Boston Jan: 14. 1815
I am induced to trouble you at this time by a report that Mr. Elbridge Gerry (a good young man & worthy of patronage) has reason to expect a Secretaryship of Legation to a foreign Mission, and from a fear lest peradventure the lot might fall on the Mission to the Hague.
Mr G who is my neighbour & to whose family I had proffered and would most cheerfully render any service in my power, called on me, with a letter from his brother Mr Austin, recommending him as a fit person to accompany me abroad. Knowing from general report that his grade of talents gave him no claim, I was surprized at the unbecoming forwardness in those who must have known that he was not qualified to be Secretary of the Legation. From delicacy to his feelings I inquired of him whether he was conversant with the French Language, which I considered extremely desireable if not indispensable. He answered modestly in the negative. I then observed to him that from a sense of public duty, as well as a regard to my own accommodation, I should prefer a gentleman having that qualification. He took leave satisfied as I thought that so far as it might depend on me he could not expect the appointment.
Of the Candidates who had made known their wishes to me, Mr. Tillasson appeared to me to be entitled to preference untill within a few days past I understood that Alexander Hill Everett Esqr. (Everett) would willingly accept, altho’ he was too modest to as⟨ ⟩⟨ask for,⟩ the appointment. To a ⟨delicate⟩ mind and manners this gentleman has added, a liberal law education, a knowlege of the French & other foreign languages, a general information and a classical taste rarely equalled, the experience derived from a residence at St. Petersburgh as private Secretary to Mr John Q. Adams & from a tour thro’ Germany & France. His compositions in his vernacular language have adorned the pages of the Patriot (a newspaper) in reviews of Govr. Strongs Speech of the Hartford Convention &c. His head & heart (as our friend Mr Gray in the letter which I take the freedom of enclosing) are right, and common fame does justice to both. Without that imposing exterior which dazzles without taking hold, his deportment is a more solid character, commanding respect: his firmness is evinced in his resistance to the wishes & to the politics of his friends & family who are very respectable.
The past day produced at least novelty. It was observed externally with a silence & abstinence from business of every kind which is not usual. Internally, that is in the churches, decency & decorum were not (in any instance within my knowlege) violated.
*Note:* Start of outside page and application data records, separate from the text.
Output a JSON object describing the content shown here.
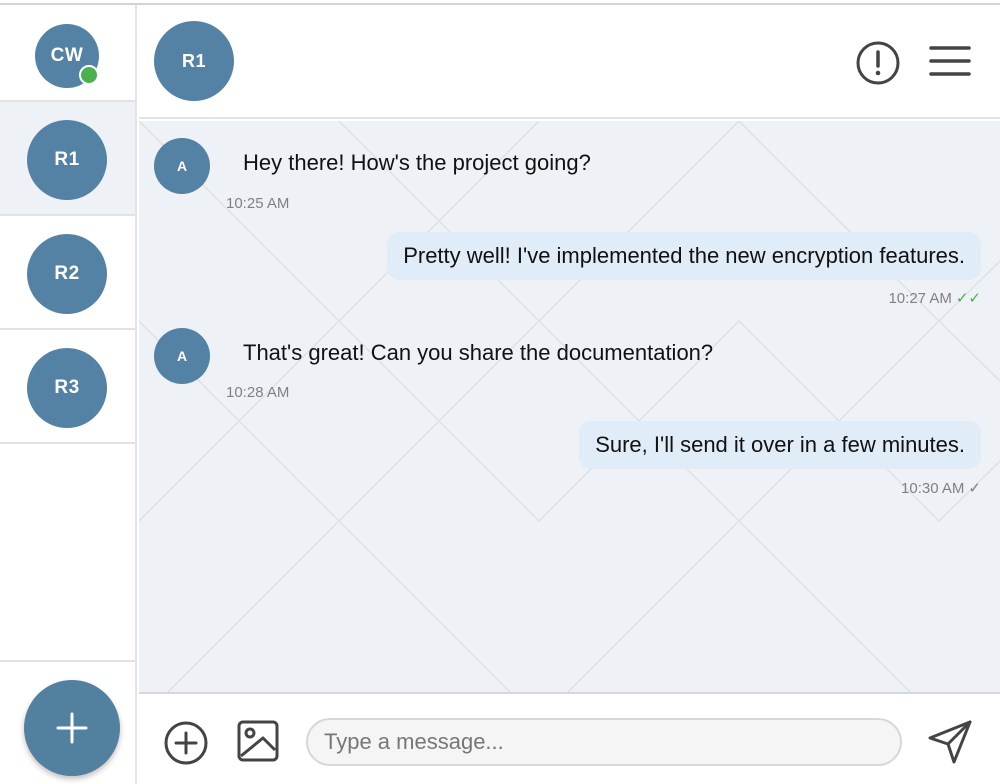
{
  "current_user": {
    "initials": "CW",
    "status": "online"
  },
  "rooms": [
    {
      "initials": "R1",
      "active": true
    },
    {
      "initials": "R2",
      "active": false
    },
    {
      "initials": "R3",
      "active": false
    }
  ],
  "header": {
    "room_initials": "R1",
    "info_icon": "info-icon",
    "menu_icon": "hamburger-menu-icon"
  },
  "messages": [
    {
      "direction": "incoming",
      "sender_initial": "A",
      "text": "Hey there! How's the project going?",
      "time": "10:25 AM"
    },
    {
      "direction": "outgoing",
      "text": "Pretty well! I've implemented the new encryption features.",
      "time": "10:27 AM",
      "ticks": "✓✓",
      "tick_state": "read"
    },
    {
      "direction": "incoming",
      "sender_initial": "A",
      "text": "That's great! Can you share the documentation?",
      "time": "10:28 AM"
    },
    {
      "direction": "outgoing",
      "text": "Sure, I'll send it over in a few minutes.",
      "time": "10:30 AM",
      "ticks": "✓",
      "tick_state": "sent"
    }
  ],
  "composer": {
    "placeholder": "Type a message...",
    "value": ""
  },
  "colors": {
    "accent": "#5482a5",
    "outgoing_bubble": "#e0ecf8",
    "online": "#4caf50",
    "read_tick": "#4caf50",
    "chat_bg": "#eef2f7"
  }
}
Have our clergy discovered this to be their true policy? or has a regard to their own characters & to the precepts of the religion they profe⟨ss trium⟩phed ⟨With⟩ perfect respect
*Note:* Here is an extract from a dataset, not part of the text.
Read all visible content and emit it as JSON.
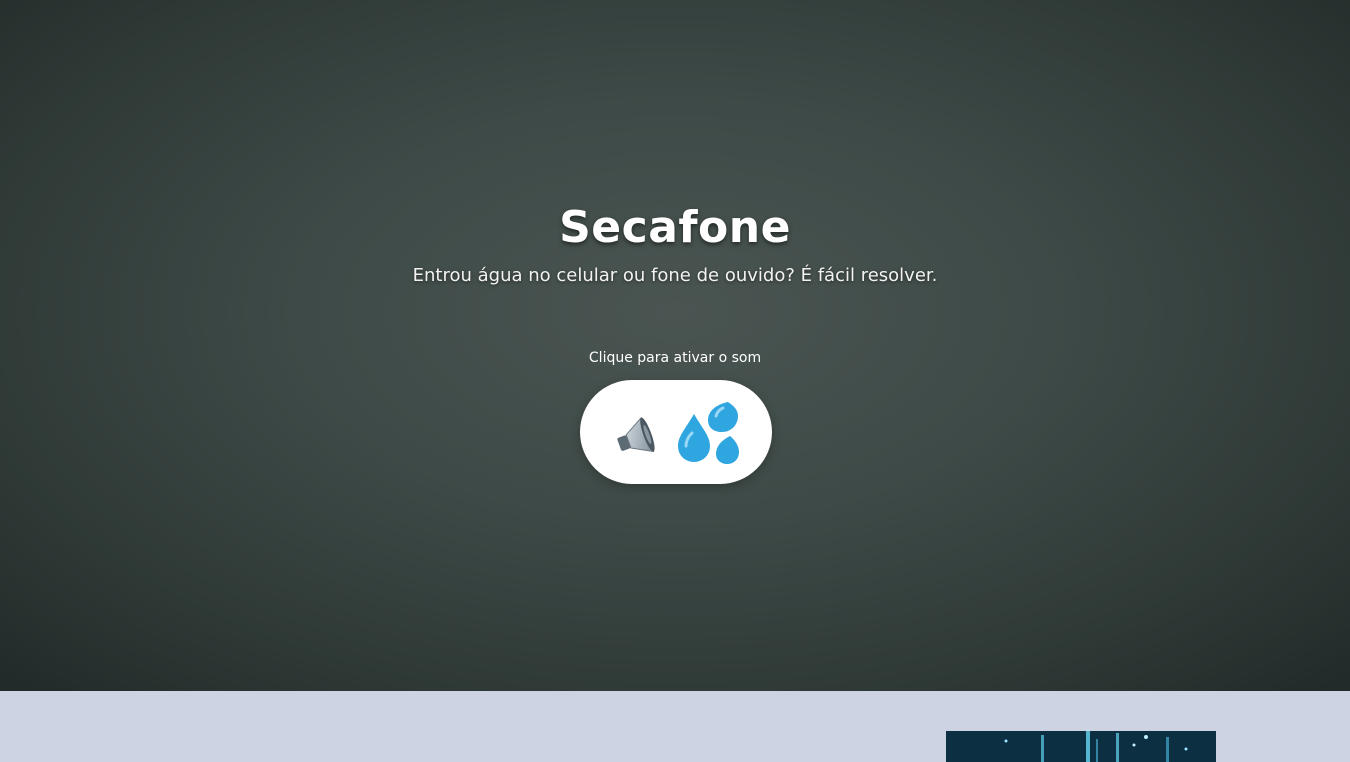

Since my writing I have received the enclosed from Mr. Everett which I beg to have returned, as the mail has scarcely allowed me time to read it.
DLC: Papers of James Madison.